Guerilla marketing is often thought to be just for "out there" consumer brands to differentiate themselves. However, I've seen a couple of really brilliant examples of non-standard approaches working in a Business to Business context.
The first was during the dotcom boom when we were running a business conference and exhibition which focused on the nascent streaming media industry. Because we were in the right place at the right time, space at our show had sold out, as had all the sponsorship and promotional opportunities.
A start-up vendor approached us late on asking how they could promote themselves and we had to reply that we simply didn't have anything left to sell. We didn't have any inventory left. The vendor came back a few times asking about different angles but unfortunately there were no real options left and in the end they bought three or four passes and we forgot about them until the day of the show.
At lunchtime on the first day, i remember hearing people talking between themselves and the company's name kept coming up, over and over. I couldn't understand how they had managed to do such a great job of networking that everyone seemed to know about this one vendor.

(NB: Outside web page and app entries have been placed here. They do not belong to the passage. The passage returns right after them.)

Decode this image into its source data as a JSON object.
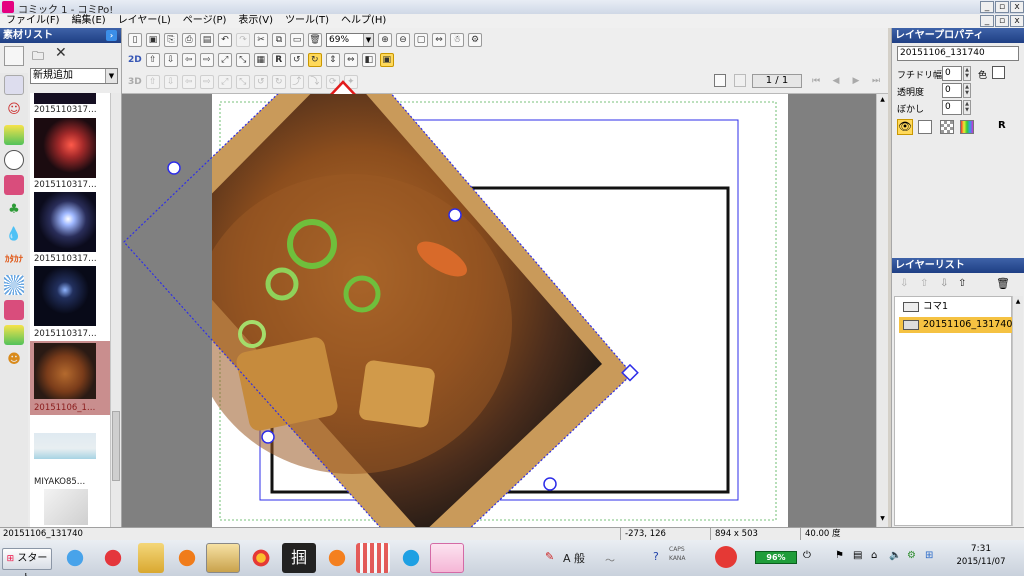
{
  "window": {
    "title": "コミック 1 - コミPo!"
  },
  "menu": [
    "ファイル(F)",
    "編集(E)",
    "レイヤー(L)",
    "ページ(P)",
    "表示(V)",
    "ツール(T)",
    "ヘルプ(H)"
  ],
  "material_list": {
    "title": "素材リスト",
    "dropdown_value": "新規追加",
    "thumbs": [
      {
        "caption": "2015110317…"
      },
      {
        "caption": "2015110317…"
      },
      {
        "caption": "2015110317…"
      },
      {
        "caption": "2015110317…"
      },
      {
        "caption": "20151106_1…"
      },
      {
        "caption": ""
      },
      {
        "caption": "MIYAKO85…"
      }
    ]
  },
  "toolbar": {
    "zoom_value": "69%",
    "label_2d": "2D",
    "label_3d": "3D",
    "page_display": "1 / 1",
    "r_label": "R"
  },
  "layer_properties": {
    "title": "レイヤープロパティ",
    "name_value": "20151106_131740",
    "border_width_label": "フチドリ幅",
    "border_width_value": "0",
    "color_label": "色",
    "opacity_label": "透明度",
    "opacity_value": "0",
    "blur_label": "ぼかし",
    "blur_value": "0",
    "r_label": "R"
  },
  "layer_list": {
    "title": "レイヤーリスト",
    "items": [
      {
        "label": "コマ1",
        "selected": false
      },
      {
        "label": "20151106_131740",
        "selected": true
      }
    ]
  },
  "status": {
    "file": "20151106_131740",
    "coords": "-273, 126",
    "size": "894 x 503",
    "angle": "40.00 度"
  },
  "taskbar": {
    "start_label": "スタート",
    "battery": "96%",
    "time": "7:31",
    "date": "2015/11/07",
    "ime_text": "A 般",
    "caps": "CAPS",
    "kana": "KANA"
  }
}
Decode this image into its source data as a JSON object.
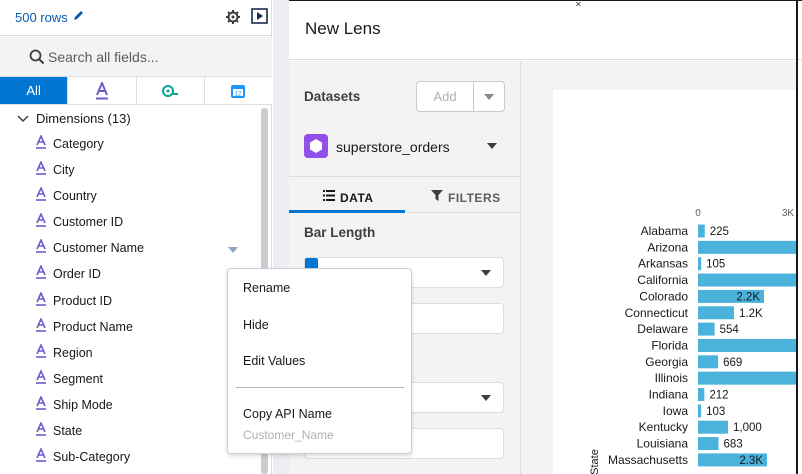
{
  "left_panel": {
    "rows_label": "500 rows",
    "search_placeholder": "Search all fields...",
    "tabs": [
      {
        "label": "All",
        "active": true
      },
      {
        "label": "",
        "icon": "text-field-icon",
        "active": false
      },
      {
        "label": "",
        "icon": "measure-icon",
        "active": false
      },
      {
        "label": "",
        "icon": "date-field-icon",
        "active": false
      }
    ],
    "dimensions_title": "Dimensions (13)",
    "fields": [
      "Category",
      "City",
      "Country",
      "Customer ID",
      "Customer Name",
      "Order ID",
      "Product ID",
      "Product Name",
      "Region",
      "Segment",
      "Ship Mode",
      "State",
      "Sub-Category"
    ]
  },
  "header": {
    "title": "New Lens"
  },
  "config": {
    "datasets_label": "Datasets",
    "add_label": "Add",
    "dataset_name": "superstore_orders",
    "tabs": [
      {
        "label": "DATA",
        "icon": "list-icon",
        "active": true
      },
      {
        "label": "FILTERS",
        "icon": "filter-icon",
        "active": false
      }
    ],
    "bar_length_label": "Bar Length"
  },
  "context_menu": {
    "items": [
      "Rename",
      "Hide",
      "Edit Values",
      "Copy API Name"
    ],
    "api_name_value": "Customer_Name"
  },
  "colors": {
    "accent": "#0176d3",
    "bar": "#4bb2db",
    "dataset_icon": "#9050e9",
    "field_icon": "#6b5ec9",
    "measure_icon": "#06a59a",
    "date_icon": "#1b96ff"
  },
  "chart_data": {
    "type": "bar",
    "orientation": "horizontal",
    "ylabel": "State",
    "x_ticks": [
      "0",
      "3K"
    ],
    "x_tick_values": [
      0,
      3000
    ],
    "categories": [
      "Alabama",
      "Arizona",
      "Arkansas",
      "California",
      "Colorado",
      "Connecticut",
      "Delaware",
      "Florida",
      "Georgia",
      "Illinois",
      "Indiana",
      "Iowa",
      "Kentucky",
      "Louisiana",
      "Massachusetts"
    ],
    "values": [
      225,
      null,
      105,
      null,
      2200,
      1200,
      554,
      null,
      669,
      null,
      212,
      103,
      1000,
      683,
      2300
    ],
    "data_labels": [
      "225",
      "",
      "105",
      "",
      "2.2K",
      "1.2K",
      "554",
      "",
      "669",
      "",
      "212",
      "103",
      "1,000",
      "683",
      "2.3K"
    ],
    "note_truncated": "bars for Arizona, California, Florida and Illinois extend beyond visible area"
  }
}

It all became clear later in the day when I went to the restrooms and discovered that the walls and mirrors were covered with comedy stickers from this startup vendor, they had even had swapped the plastic mats in the urinals for their own with some toilet humor branding. We hadn't hired the entire hotel so we weren't in a position to get the stickers removed (not that we terribly wanted too).
The difference between this B2B "guerilla markeing" and more typical business-to-consumer is that the "list" they were promoting to was very small and very targeted so their stunt (which probably cost about $250) got them a great deal of impact in the minds of the high-value community they wanted to reach.

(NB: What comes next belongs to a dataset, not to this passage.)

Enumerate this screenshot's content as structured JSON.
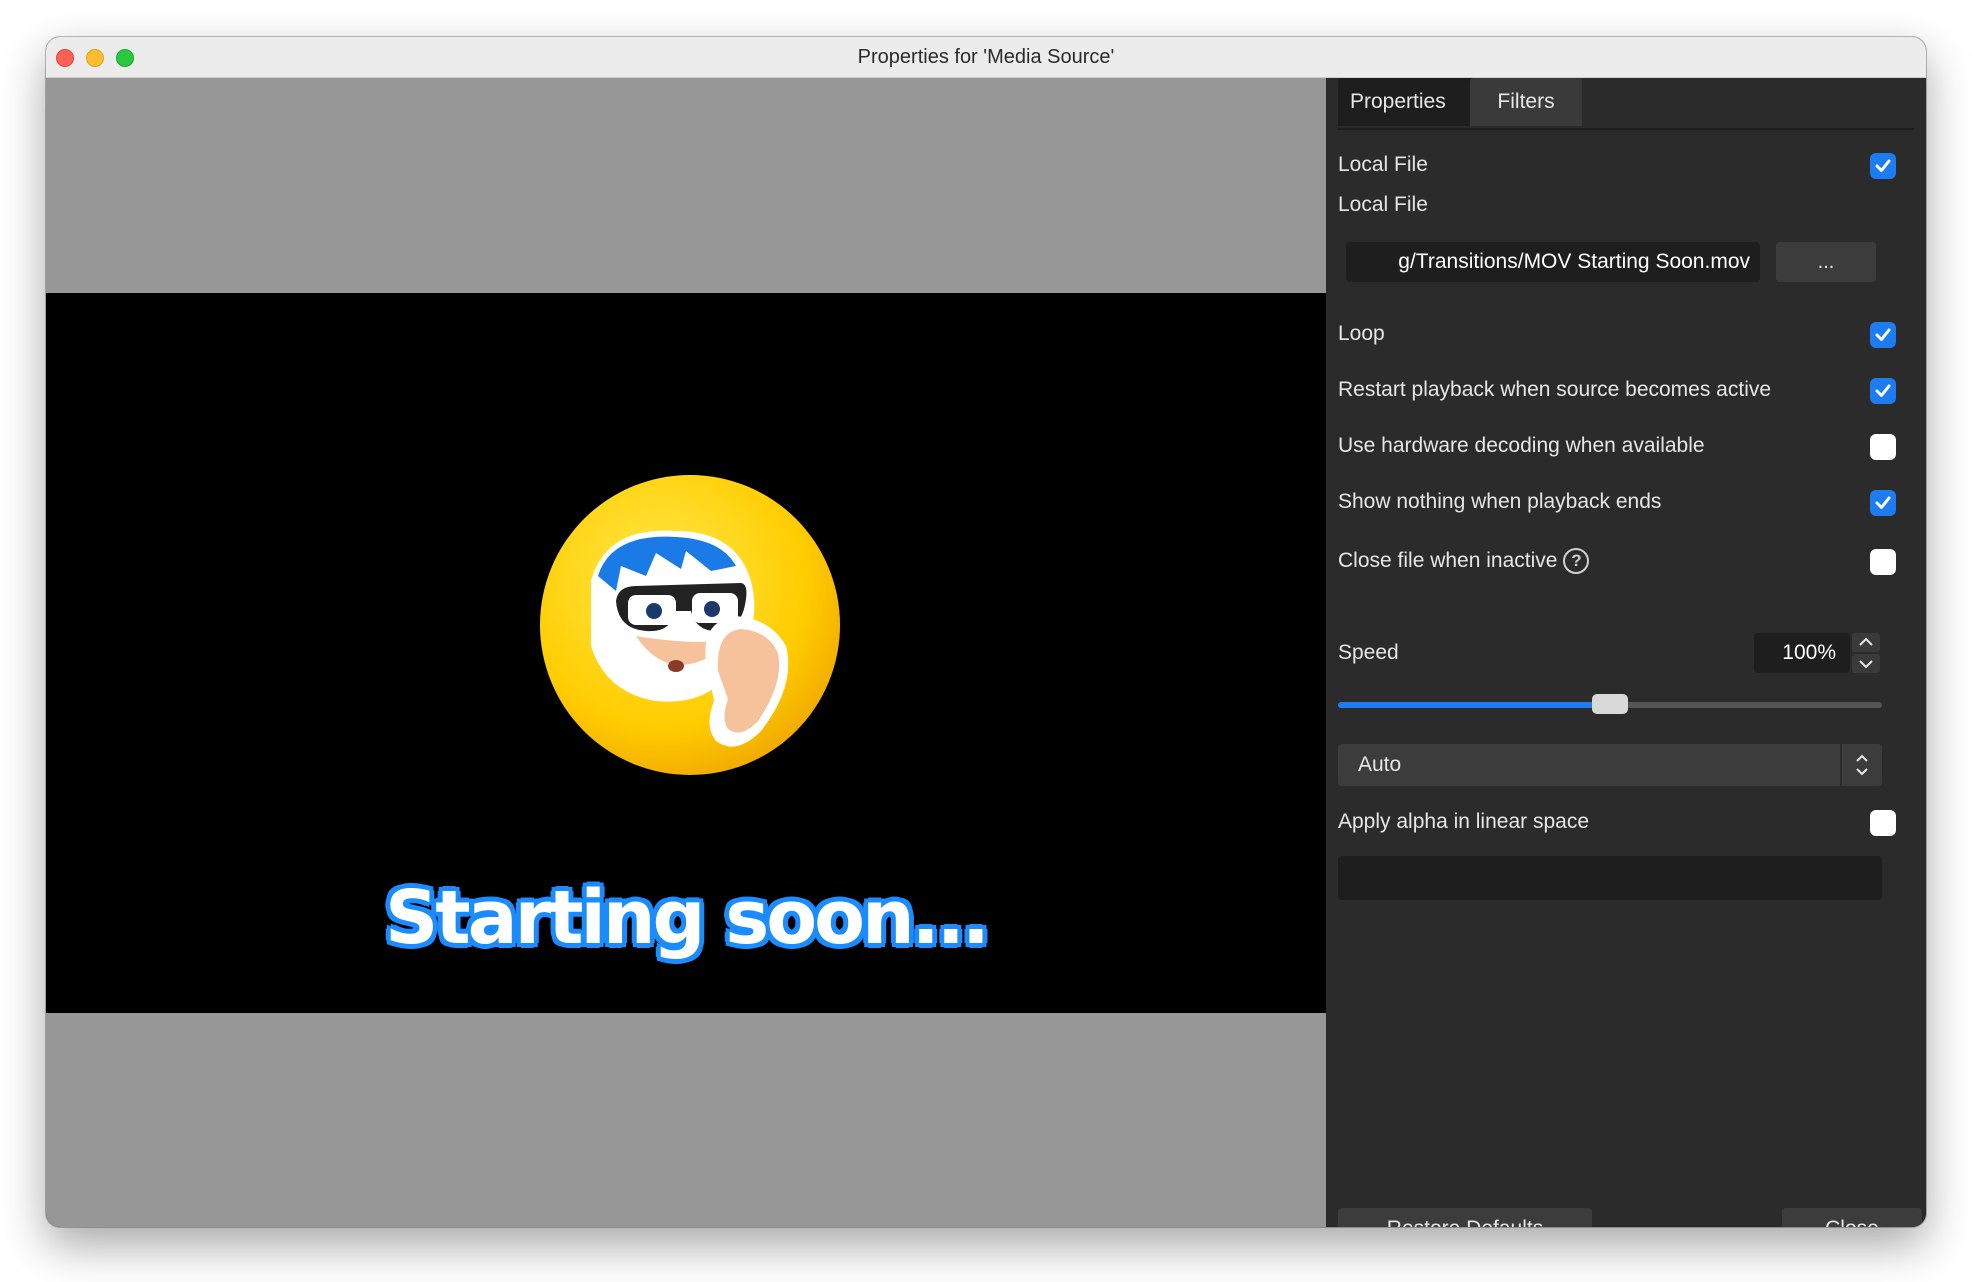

Anyway, the outcome was that the innovative start-up became the talk of the show (and ended up selling for a rumoured $50M a few months later).
So, is guerrilla B2B PR something that agencies should be doing more of? Some complain that too often it is about creativity for creativity's sake, and few would disagree that PR activity has to be directed towards the strategic goals of the campaign. Furthermore, guerrilla PR can be difficult to integrate with other marketing activity, and runs the risk of sending out mixed messages. Failure to meet objectives will at best waste resources, and at worst confuse the audience.